What has garnered more attention than the vast number of seemingly reasonable but illegal comments, however, has been the racist comments directed at Partisan Pai, thanks in no small part to the determined efforts of Pai’s team to draw attention to them.
Partisan Pai, while claiming to be outraged by personal attacks, kickstarted the lack of civility by using his speech announcing the new rules to personally attack a key figure at pressure group Free Press.
When Pai then recorded a video of himself reading out unpleasant messages about him sent during the FCC’s comment period – in the style of late-night Jimmy Kimmel’s “mean tweets” – many decried what they saw as a populist effort to undermine the legitimate concerns that many have against his plan.
Let’s all just agree that personal abuse, and especially racist abuse, has no place in this process and that any commentators doing that should be shut out of it entirely.
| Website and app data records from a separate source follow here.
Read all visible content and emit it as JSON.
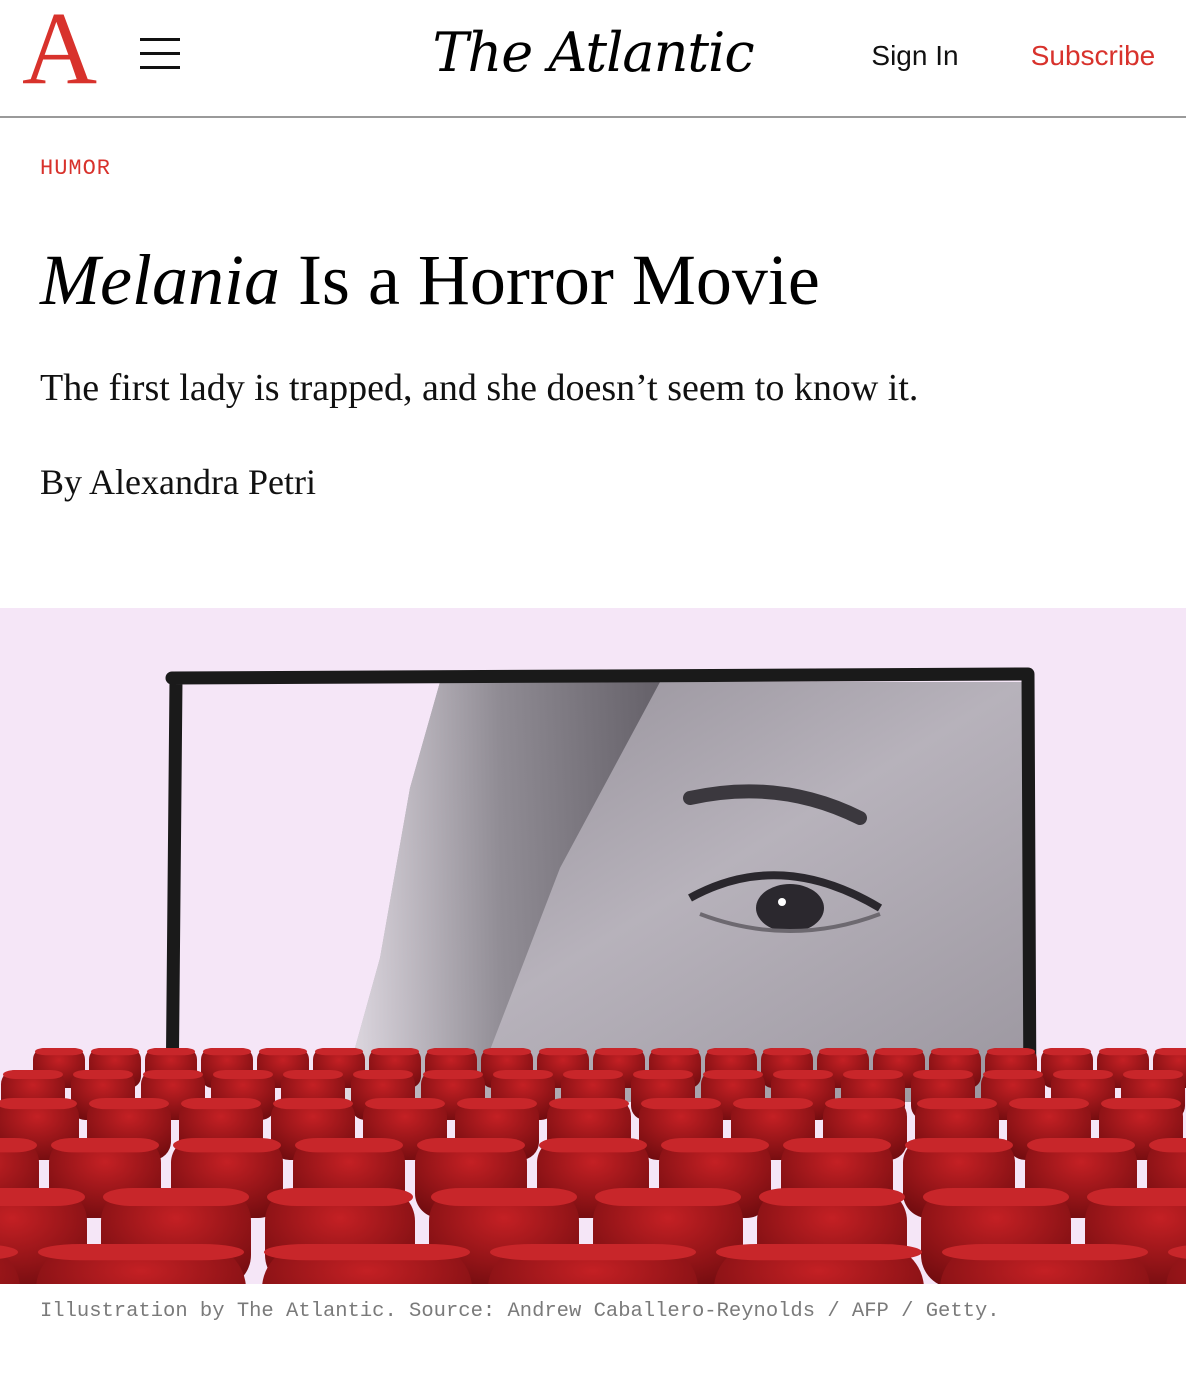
{
  "header": {
    "logo_letter": "A",
    "brand": "The Atlantic",
    "sign_in": "Sign In",
    "subscribe": "Subscribe",
    "accent_color": "#d8322c"
  },
  "article": {
    "section": "HUMOR",
    "title_italic": "Melania",
    "title_rest": " Is a Horror Movie",
    "dek": "The first lady is trapped, and she doesn’t seem to know it.",
    "byline_prefix": "By ",
    "author": "Alexandra Petri",
    "caption": "Illustration by The Atlantic. Source: Andrew Caballero-Reynolds / AFP / Getty."
  },
  "hero": {
    "background_color": "#f5e6f7",
    "seat_color": "#a8171b"
  },
  "icons": [
    "logo-a-icon",
    "hamburger-menu-icon"
  ]
}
But if the FCC wants to run as professional a public comment process as it can, its chair needs to demonstrate some level of decorum, rather than actively encouraging the shit-show that this is going to be.
As one long-time FCC observer has pointed out, this is hardly the first time that the FCC has had a contentious issue on its books. And far from the first time that the chair has been the target of unnecessary personal ire.
But we live in the era of President Trump, and the Telco Trump seems to believe that stirring things up rather than working on keeping them civil is the best way to achieve his agenda.
And it may work. Partisan Pai may be able to use the inevitable, unbearable sound and fury that will result from his decision to open up the net neutrality rules to his advantage and pass what he wants to see, regardless of the majority of public opinion.
It is impossible to hear rational argument in a cheering sports stadium, so if your goal is unlikely to hold up to rational argument, turning a policy process into a football match may seem like a good approach.
It all depends on how you view government regulation and policy making. Should the ends justify the means? Or should the process itself lead to the conclusion?
Traditionally the latter has always been the goal. In 2017, and stretching to 2020, it looks as though the former will take priority. Great for sports fans and cable companies; not so great for everyone else. ®